Along the way, police missed a couple of leads. A watch was found in Feitler’s elevator. She was also missing a watch. Police never followed up.
Some homeless folks lived in a nearby alcove where Feitler was shot and they vanished and were never questioned.
A neighbor told police she opened her garage door scaring a white guy in the alley right next to where Feitler was found. That man was never questioned or found.
“I had this labeled, the tide turns,” Blagg said.
That’s because Zuley failed to convince the state’s attorney that another suspect did the murder. So, he went for the Hail Mary.
“He was in a corner,” Harris said. “He was in a corner and he promised he could deliver the big one. And he ‘solved’ it. He ‘solved’ it.”
Even though there is no physical evidence in this case. The only things linking Harris to the crime are his own changing stories and a woman with a dog at 1:30 a.m. coming out of the park, walking by.
The only witness – the dog walker – to meet up with her they had to go way out of their way. In fact, police said they turned and went back the way they came.
It doesn’t make sense they’d go so far out of the way, but Harris once again changed his story to make it so, to help the police case. Then everything suddenly turned on him.
“Lo and behold, later on the same lady that I’d been sitting up talking to just like we’re talking right now holding the conversation. They say she picked me out of a line up. I said that’s impossible. This is highly impossible. How’s she going to pick me out of a line up and I’ve been with her all this time?” Harris said.
In court the woman said she was pretty sure it was Harris. She would not talk to WGN 28 years later.
And one more – a stool pigeon came to court to say Harris confessed. He has since changed his story telling the state’s attorney he lied.
It’s hard to imagine how Harris went from being the cop’s best friend to murder suspect when you see the letters police wrote on his behalf. During the investigation calling him a witness, getting him housing, Zuley himself paid for part of a hotel stay with a personal credit card.
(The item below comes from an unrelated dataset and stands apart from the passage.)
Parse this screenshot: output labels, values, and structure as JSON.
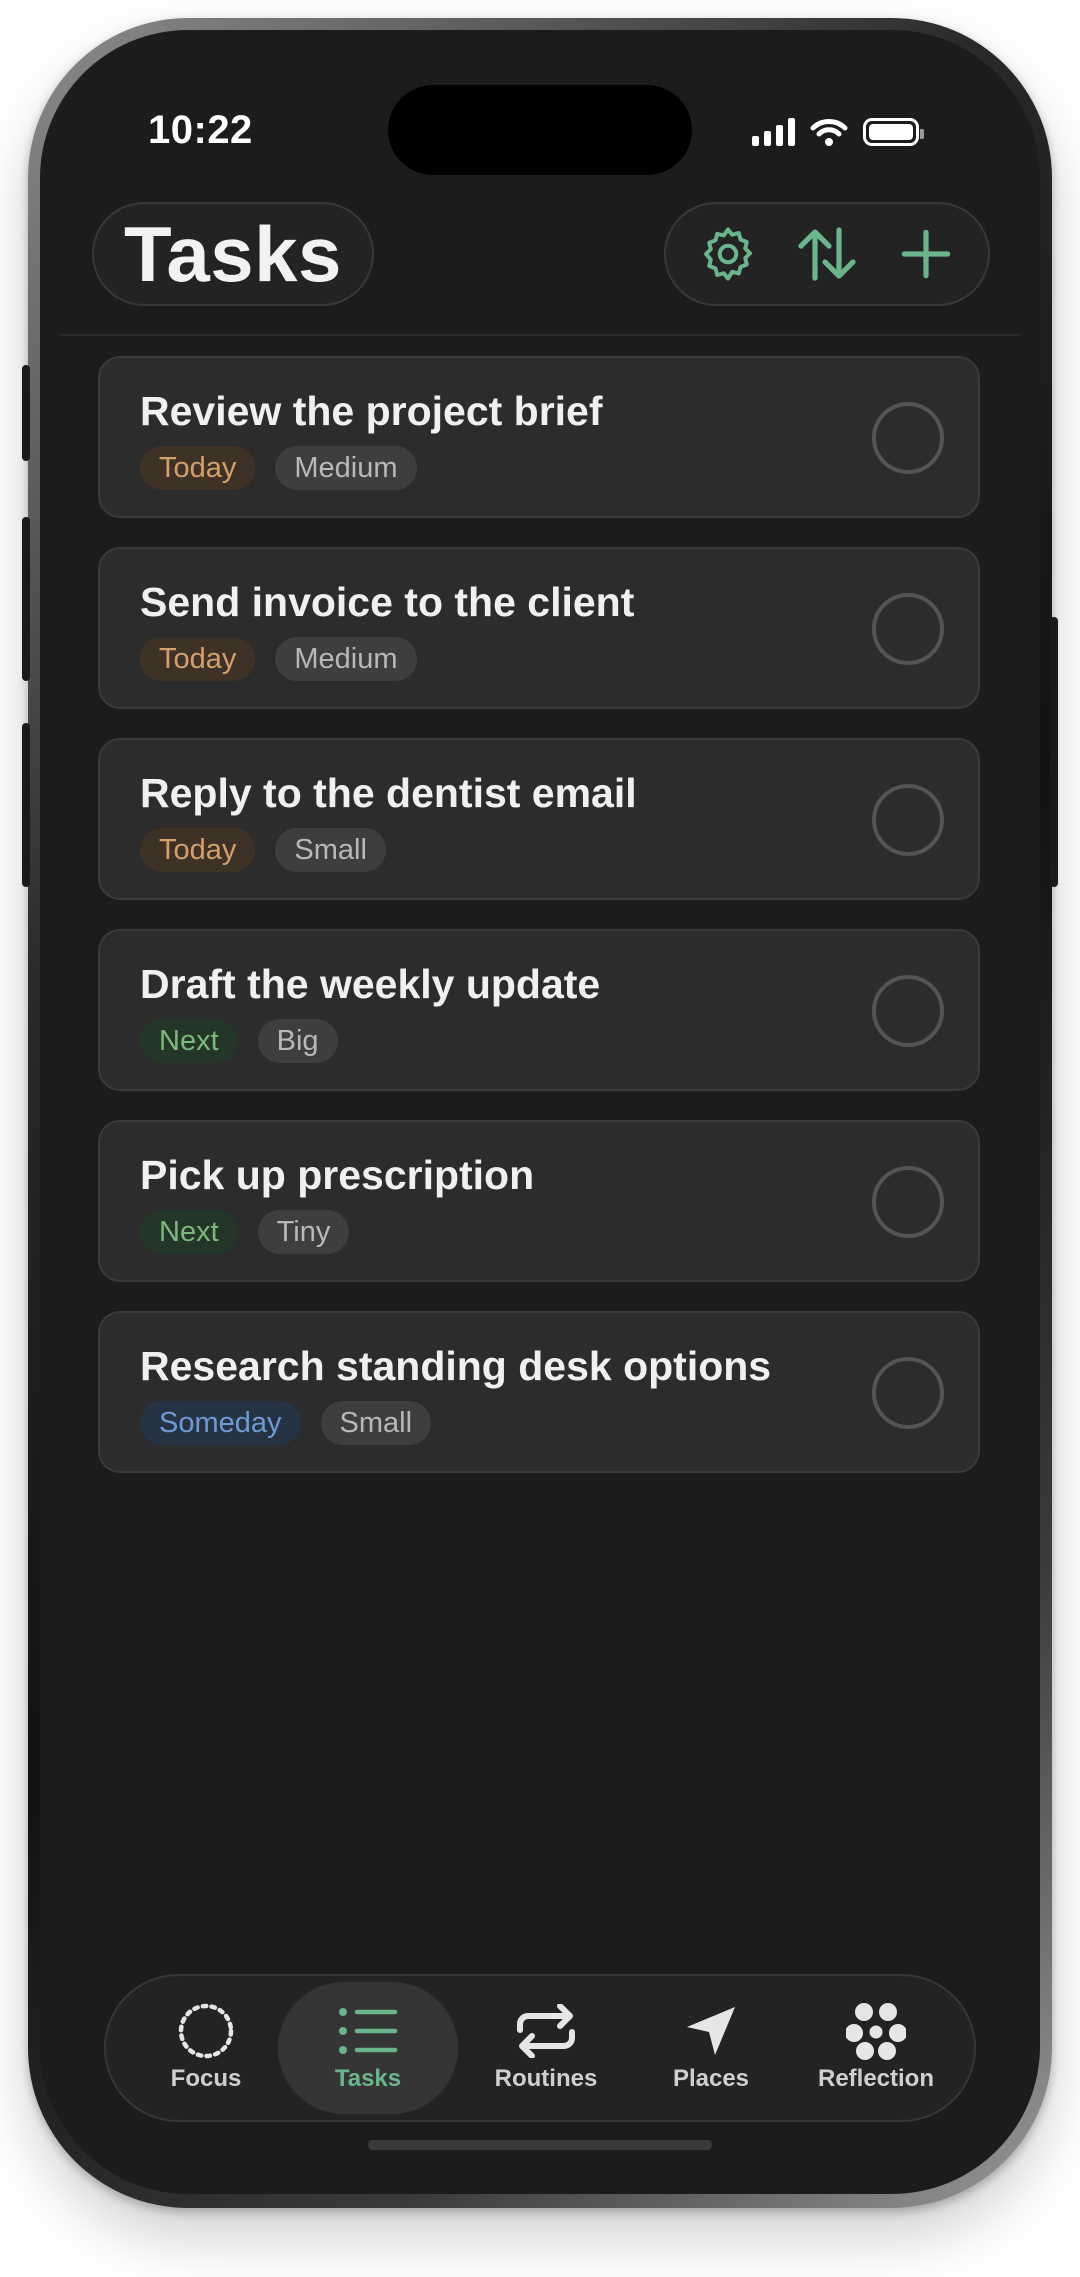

Harris said Zuley promised him the $20,000 to $25,000 reward.
“Oh, he would say it regular. And like I said when I got ready to pull out when I felt something go wrong. He would say Lee, don’t worry I got you. You’re a few steps closer to this money. I’m going to make sure you get it,” Harris said.
Even Zuley must have realized that promising a reward, doesn’t look good. In his report, Zuley wrote he told Harris the reward is off. Then in what can only be described as creative writing, Zuley described Harris’ expression even though they were on the phone.
“So the whole thing is Zuley tries to make it seem like he’s telling Lee some of these reports, you’re not going to get the reward. He said, Ask Harris if he was looking for the reward. He didn’t answer. Just smiled,” Blagg said.
Harris reiterated that he did not kill Feitler.
“I get 90 years for killing somebody I have never seen,” he said. “Never seen a day in my life.”
The Conviction Integrity Unit of the Cook County State’s Attorney is currently reviewing this case.
WGN Investigates did reach out to Feitler's family and they chose not to comment on it.
The police investigation at one point turned up a bloody t-shirt from another potential suspect, but investigators misplaced the samples of that shirt.
Also, Zuley was a detective in the Latherial Boyd murder case in 1990. Twenty-three years later, Boyd was found to be wrongfully convicted and freed in 2013.